A former chief justice of the Georgia Supreme Court certainly believes so.
Former Justice Leah Ward Sears told the Washington Post that most divorcing couples did
have high levels of conflict as currently believed. In fact, she cited
research that claimed up to 66 percent of divorcing couples had average
happiness and low levels of conflict. She further says these divorces
from “average happiness” have the greatest potential for reconciliation
and are the most harmful for the children involved.
To further bolster her claims, Sears called on the research of William
Doherty, a social science professor at the University of Minnesota, who
surveyed 2,500 parents in Minnesota undergoing the divorce process.

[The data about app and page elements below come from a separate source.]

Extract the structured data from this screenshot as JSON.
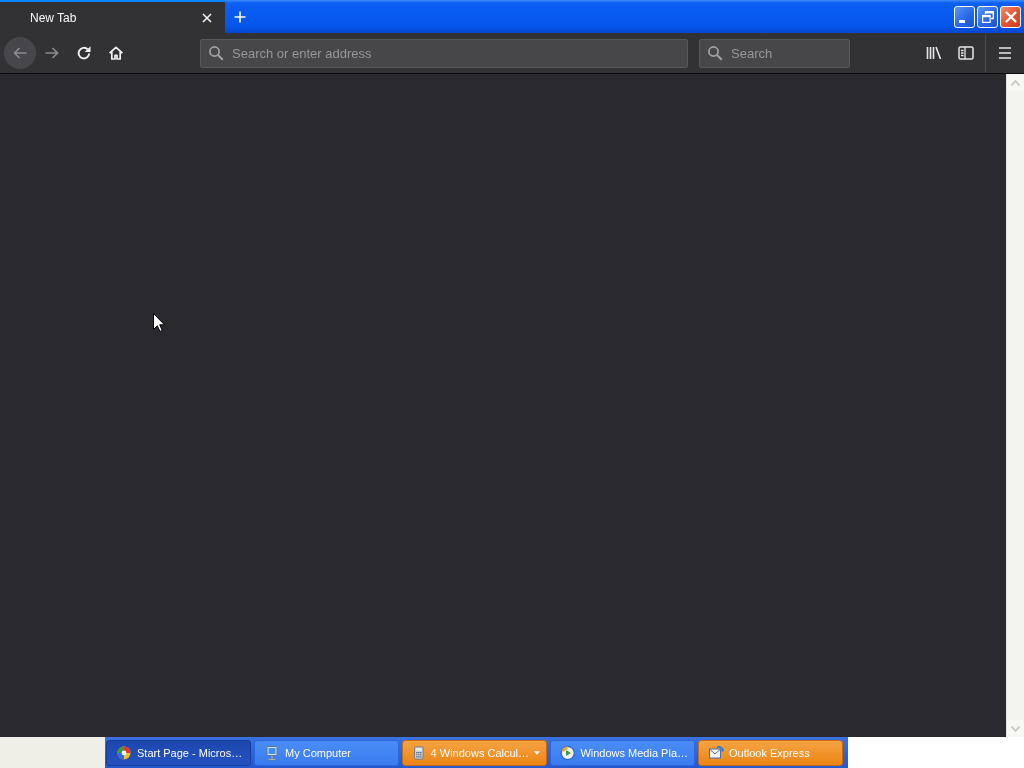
{
  "tabs": [
    {
      "title": "New Tab",
      "selected": true
    }
  ],
  "navigation": [
    {
      "kind": "back",
      "disabled": true,
      "hovered": true
    },
    {
      "kind": "forward",
      "disabled": true,
      "hovered": false
    },
    {
      "kind": "reload",
      "disabled": false,
      "hovered": false
    },
    {
      "kind": "home",
      "disabled": false,
      "hovered": false
    }
  ],
  "address_bar": {
    "placeholder": "Search or enter address"
  },
  "search_bar": {
    "placeholder": "Search"
  },
  "taskbar": {
    "items": [
      {
        "kind": "window",
        "label": "Start Page - Micros…",
        "selected": true,
        "flashing": false
      },
      {
        "kind": "window",
        "label": "My Computer",
        "selected": false,
        "flashing": false
      },
      {
        "kind": "group",
        "count": "4",
        "label": "Windows Calcul…",
        "selected": false,
        "flashing": true
      },
      {
        "kind": "window",
        "label": "Windows Media Pla…",
        "selected": false,
        "flashing": false
      },
      {
        "kind": "window",
        "label": "Outlook Express",
        "selected": false,
        "flashing": true
      }
    ]
  }
}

He
found that both spouses were open to reconciliation in ten percent of
the cases, and in 30 percent, one spouse wanted to reconcile.
As such, Sears and Doherty urge states to look into passing laws that would
require at least a one year waiting period before filing for a divorce.
During that waiting period, the couple would have to undergo parental
education, counseling for reconciliation, and education regarding non-adversarial
approaches to divorce. They note, however, that such a waiting period
would be waived in cases that involve abuse.
Both say that such laws could spare families “the pain of an unnecessary
divorce,” but couldn’t it also potentially make the divorce
process worse? By dragging out the process, couldn’t it make it
harder on the children as well as the parents?
Granted, the divorce rate is incredibly high, and many couples call it
quits without trying to work anything out. But will forcing couples to
take education regarding parenting and reconciliation really help?
Could such laws save marriages, or do they just postpone the inevitable?
Please leave your thoughts in the comments below!